You know you’re on the way to accomplishing your goals when you receive global recognition for your cause as one of the most important news stories of the year. That’s just what happened earlier this month when the U.S-based Foreign Policy Magazine placed the Idle No More Movement (INM) 10th on its list of the 100 most noteworthy stories of 2013. Idle No More founders Nina Wilson, Sylvia McAdam, Sheelah McLean and Jessica Gordon initiated the movement one year ago, when on January 11, 2013, demonstrations across the country brought attention to the Canadian Government’s Bill C-45, an omnibus and controversial bill that is having an adverse affect on First Nations communities across the country.
Last month’s issue of Foreign Policy Magazine added the four INM founders on its Top 100 Global Thinkers list, a prestigious honour and one that will help to ensure that the rights of Canada’s Indigenous peoples are not ignored.
The grass roots movement once again flexed its muscle last month as flash-dances lit up the streets in cities and communities across the nation to bring awareness to the injustices faced by Aboriginal people in Canada.
Even representatives of Canada’s national media found the actions of the movement to be memorable ones. CBC’s Waubgeshig Rice was one of them. Talking about the movement in a commentary last month, Rice focused on the flash dances that took place last year on Parliament Hill.
“It was an impressively massive show of culture and solidarity,” said Rice, “and although I was covering it for CBC, I found it impossible not to be moved.”
In the days and months that followed, the movement continued across the country where hundreds of groups and tens of thousands of protesters joined the ranks in solidarity. Throughout the year the movement grew and when some groups of protesters tried to capitalize on the success of INM by holding rallies and blocking highways under the INM banner, the founders were quick to dispel them, telling Canadians: “This is not our cause and this is not the way we do things; we are a peaceful movement and one that is trying to educate and enlighten the population, not alienate them by blocking roads and making threats.”
In the weeks before this Christmas season flashmob round dances lit up the streets in communities that included Winnipeg, Sudbury, Saskatoon, Lethbridge, Fredericton, Montreal and Surrey and more gatherings are in the planning stages.
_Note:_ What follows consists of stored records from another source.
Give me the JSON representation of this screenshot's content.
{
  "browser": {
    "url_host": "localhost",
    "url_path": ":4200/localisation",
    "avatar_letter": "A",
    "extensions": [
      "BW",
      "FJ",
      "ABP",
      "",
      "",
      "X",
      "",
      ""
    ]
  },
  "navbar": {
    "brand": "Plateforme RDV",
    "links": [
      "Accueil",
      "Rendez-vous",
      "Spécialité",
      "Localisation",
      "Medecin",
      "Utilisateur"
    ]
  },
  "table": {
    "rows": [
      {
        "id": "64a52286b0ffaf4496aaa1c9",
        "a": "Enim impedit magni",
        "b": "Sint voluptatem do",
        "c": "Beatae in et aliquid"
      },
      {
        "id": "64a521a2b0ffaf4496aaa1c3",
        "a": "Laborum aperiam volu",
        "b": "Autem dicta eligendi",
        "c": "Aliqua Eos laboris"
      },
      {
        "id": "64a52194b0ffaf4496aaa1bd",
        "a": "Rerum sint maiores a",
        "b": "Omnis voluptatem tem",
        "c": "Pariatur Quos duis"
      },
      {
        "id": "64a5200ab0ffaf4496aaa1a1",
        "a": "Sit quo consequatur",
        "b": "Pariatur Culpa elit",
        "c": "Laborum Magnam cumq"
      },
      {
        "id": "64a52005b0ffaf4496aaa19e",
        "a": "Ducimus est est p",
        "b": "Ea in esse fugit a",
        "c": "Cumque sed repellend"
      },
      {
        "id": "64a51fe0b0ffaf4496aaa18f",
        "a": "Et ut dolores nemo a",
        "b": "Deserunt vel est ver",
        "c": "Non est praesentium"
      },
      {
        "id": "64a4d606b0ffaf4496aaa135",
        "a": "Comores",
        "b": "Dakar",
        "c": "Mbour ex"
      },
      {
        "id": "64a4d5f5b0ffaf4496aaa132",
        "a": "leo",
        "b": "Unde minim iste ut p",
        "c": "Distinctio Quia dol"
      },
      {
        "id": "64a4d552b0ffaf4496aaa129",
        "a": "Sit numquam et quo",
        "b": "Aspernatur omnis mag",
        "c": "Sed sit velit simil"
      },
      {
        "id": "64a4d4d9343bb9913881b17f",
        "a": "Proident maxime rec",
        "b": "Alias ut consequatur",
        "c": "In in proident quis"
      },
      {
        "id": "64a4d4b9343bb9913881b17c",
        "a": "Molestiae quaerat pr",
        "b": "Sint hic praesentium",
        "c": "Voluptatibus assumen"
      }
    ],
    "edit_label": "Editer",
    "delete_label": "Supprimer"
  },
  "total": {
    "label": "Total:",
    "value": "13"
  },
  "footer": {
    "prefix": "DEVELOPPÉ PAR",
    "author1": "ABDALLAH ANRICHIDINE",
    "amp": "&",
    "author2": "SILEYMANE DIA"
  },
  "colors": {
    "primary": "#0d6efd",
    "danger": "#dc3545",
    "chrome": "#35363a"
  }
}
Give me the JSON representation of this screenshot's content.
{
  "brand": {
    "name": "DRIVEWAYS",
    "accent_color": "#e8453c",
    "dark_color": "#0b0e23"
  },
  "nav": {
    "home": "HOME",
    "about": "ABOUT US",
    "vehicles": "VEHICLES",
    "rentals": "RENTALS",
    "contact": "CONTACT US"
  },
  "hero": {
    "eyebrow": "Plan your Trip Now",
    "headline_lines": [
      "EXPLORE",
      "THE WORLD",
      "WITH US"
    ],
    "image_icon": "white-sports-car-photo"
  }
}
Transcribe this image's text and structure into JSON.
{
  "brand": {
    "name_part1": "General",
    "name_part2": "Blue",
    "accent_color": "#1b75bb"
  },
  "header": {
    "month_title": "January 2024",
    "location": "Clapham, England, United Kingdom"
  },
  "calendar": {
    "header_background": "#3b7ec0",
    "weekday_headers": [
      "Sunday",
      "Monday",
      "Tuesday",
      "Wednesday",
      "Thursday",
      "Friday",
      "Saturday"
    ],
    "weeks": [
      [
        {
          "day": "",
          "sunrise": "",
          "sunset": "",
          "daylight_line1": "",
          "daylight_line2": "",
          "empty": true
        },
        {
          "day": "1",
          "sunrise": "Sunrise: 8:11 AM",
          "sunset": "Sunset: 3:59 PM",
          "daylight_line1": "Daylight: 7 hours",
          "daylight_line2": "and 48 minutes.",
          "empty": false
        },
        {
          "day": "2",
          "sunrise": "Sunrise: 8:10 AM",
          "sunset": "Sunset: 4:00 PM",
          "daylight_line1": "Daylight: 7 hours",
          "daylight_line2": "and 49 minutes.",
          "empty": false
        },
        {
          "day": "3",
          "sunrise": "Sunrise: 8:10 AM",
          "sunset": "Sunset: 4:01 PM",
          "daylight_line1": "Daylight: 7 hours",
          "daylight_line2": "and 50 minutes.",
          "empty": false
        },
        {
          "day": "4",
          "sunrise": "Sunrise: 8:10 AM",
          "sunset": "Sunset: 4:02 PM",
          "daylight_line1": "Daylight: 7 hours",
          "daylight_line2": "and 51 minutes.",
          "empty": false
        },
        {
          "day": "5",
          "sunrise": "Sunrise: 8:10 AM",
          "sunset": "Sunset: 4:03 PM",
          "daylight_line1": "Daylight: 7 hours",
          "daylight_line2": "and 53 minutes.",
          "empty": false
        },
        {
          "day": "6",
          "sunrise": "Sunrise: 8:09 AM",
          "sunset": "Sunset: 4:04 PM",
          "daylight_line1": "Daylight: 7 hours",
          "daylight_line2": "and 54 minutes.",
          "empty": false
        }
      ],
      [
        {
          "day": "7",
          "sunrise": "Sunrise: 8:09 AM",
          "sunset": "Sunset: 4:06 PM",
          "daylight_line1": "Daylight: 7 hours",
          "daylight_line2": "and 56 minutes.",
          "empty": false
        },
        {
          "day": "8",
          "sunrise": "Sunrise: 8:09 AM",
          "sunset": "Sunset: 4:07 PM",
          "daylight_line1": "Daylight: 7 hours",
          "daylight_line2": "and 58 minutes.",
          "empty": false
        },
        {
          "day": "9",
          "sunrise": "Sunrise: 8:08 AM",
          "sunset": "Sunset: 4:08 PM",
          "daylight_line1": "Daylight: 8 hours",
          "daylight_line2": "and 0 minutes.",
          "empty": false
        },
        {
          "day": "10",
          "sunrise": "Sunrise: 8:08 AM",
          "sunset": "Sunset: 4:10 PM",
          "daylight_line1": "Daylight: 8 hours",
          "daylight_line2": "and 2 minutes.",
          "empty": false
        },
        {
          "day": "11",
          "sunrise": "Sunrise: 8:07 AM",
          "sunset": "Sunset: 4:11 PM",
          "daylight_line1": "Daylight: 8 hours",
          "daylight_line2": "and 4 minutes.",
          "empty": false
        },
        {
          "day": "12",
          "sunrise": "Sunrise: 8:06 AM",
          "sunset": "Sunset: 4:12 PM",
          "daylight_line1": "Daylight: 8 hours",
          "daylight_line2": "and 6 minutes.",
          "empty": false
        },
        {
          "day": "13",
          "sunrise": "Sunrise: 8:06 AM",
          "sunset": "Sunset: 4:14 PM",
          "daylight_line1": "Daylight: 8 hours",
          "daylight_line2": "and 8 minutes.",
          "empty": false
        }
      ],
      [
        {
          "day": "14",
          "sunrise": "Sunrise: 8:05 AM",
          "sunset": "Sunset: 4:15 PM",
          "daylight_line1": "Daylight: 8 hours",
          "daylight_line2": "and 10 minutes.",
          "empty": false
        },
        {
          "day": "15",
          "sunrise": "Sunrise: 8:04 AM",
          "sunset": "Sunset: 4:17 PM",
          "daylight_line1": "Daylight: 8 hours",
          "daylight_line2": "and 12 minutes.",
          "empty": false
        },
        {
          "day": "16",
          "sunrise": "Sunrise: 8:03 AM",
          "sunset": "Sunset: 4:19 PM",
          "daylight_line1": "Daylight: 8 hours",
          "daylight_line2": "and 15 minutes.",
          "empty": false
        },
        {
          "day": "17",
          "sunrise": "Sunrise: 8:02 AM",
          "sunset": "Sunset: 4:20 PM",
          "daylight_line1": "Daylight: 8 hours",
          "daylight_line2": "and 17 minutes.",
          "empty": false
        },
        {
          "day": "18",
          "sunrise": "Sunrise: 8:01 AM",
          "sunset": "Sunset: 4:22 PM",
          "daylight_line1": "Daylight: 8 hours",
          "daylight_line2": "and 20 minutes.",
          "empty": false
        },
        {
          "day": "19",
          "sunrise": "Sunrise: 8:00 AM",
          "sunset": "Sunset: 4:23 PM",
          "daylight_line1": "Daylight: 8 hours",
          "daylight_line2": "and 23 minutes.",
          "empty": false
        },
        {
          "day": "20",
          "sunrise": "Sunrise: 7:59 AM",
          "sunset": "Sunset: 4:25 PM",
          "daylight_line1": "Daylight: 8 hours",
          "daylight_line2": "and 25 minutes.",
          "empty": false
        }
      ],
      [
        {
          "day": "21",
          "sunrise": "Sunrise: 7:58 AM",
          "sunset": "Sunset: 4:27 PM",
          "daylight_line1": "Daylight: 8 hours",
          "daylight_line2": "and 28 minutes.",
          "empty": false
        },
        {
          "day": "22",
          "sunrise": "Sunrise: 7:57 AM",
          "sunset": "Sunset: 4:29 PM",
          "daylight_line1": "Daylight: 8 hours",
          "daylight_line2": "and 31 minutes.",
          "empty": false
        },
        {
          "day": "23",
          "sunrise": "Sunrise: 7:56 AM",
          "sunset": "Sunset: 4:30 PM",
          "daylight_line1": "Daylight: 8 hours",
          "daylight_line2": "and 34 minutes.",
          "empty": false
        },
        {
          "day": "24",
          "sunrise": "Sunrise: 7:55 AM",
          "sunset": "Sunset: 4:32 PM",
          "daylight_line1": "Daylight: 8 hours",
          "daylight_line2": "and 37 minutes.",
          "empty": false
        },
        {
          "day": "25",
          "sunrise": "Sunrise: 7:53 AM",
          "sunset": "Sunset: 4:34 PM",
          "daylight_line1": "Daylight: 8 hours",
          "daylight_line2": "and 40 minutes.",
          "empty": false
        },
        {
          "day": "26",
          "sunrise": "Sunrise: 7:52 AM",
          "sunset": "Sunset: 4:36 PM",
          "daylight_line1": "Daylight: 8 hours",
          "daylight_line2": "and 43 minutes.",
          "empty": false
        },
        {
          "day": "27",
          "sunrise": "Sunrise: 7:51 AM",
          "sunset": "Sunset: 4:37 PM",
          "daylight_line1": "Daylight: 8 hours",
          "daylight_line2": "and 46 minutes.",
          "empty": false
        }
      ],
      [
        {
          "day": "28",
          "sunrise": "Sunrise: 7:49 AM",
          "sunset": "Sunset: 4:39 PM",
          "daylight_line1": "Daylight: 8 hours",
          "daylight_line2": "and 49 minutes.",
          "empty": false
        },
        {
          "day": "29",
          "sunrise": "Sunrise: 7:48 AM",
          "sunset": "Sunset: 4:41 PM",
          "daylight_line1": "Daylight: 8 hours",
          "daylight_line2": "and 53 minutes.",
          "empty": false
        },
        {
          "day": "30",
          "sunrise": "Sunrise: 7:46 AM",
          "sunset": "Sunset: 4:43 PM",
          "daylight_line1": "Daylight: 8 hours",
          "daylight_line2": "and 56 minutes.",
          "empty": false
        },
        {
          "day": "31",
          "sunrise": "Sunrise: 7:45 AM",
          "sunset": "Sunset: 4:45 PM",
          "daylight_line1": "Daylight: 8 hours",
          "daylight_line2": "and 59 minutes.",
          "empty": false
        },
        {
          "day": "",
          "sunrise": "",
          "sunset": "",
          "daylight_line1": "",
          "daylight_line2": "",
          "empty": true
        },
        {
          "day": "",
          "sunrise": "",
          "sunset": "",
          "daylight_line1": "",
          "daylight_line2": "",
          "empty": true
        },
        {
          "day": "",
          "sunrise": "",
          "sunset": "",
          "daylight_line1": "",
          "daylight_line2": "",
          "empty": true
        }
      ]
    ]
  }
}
2013 marks the fifth year that Foreign Policy Magazine has listed its top 100 Global Thinkers. Other entries on this year’s list include Pope Francis, U.S. National Security Agency whistleblower Edward Snowden, Canadian astronaut Chris Hadfield, journalists Glenn Greenwald and Laura Poitras and 16 year old activist Malala Yousafzai.
The group’s entry on the list explains how the global movement started when the four women started emailing each other about concerns with proposed federal legislation affecting land management, water management and several other issues related to First Nations, Metis and Inuit people.
The entry reads: “Last winter, what started as a flurry of emails among four Saskatchewan women grew into a robust grassroots movement. The women—Jessica Gordon, Sylvia McAdam, Sheelah McLean, and Nina Wilson—were corresponding about a budget bill that would affect land management on the reservations of Canada’s indigenous communities. Believing the bill challenged First Nations’ sovereignty and weakened environmental protections, they organized a meeting of local activists. Gordon called the Facebook page that resulted from the meeting ‘Idle No More’ as a reminder that the community had to get off the couch and start working. Before long, #IdleNoMore was trending on Twitter, and protests under the same name spread across Canada.”
Solidarity demonstrations also occurred in the United States, Europe, and Australia. The entry states: “The protests in particular targeted Canada’s extractive industries, asserting that new pipelines and other projects would destroy land and disrupt ecosystems. One protest delayed exploratory drilling in British Columbia.”
On Jan. 28 Idle No More is planning a rally that will highlight the federal government’s proposed Education Act, another undertaking that Harper’s government is moving ahead with, despite the fact that it has neither asked for nor accepted input from Canada’s Indigenous peoples.
by John Copley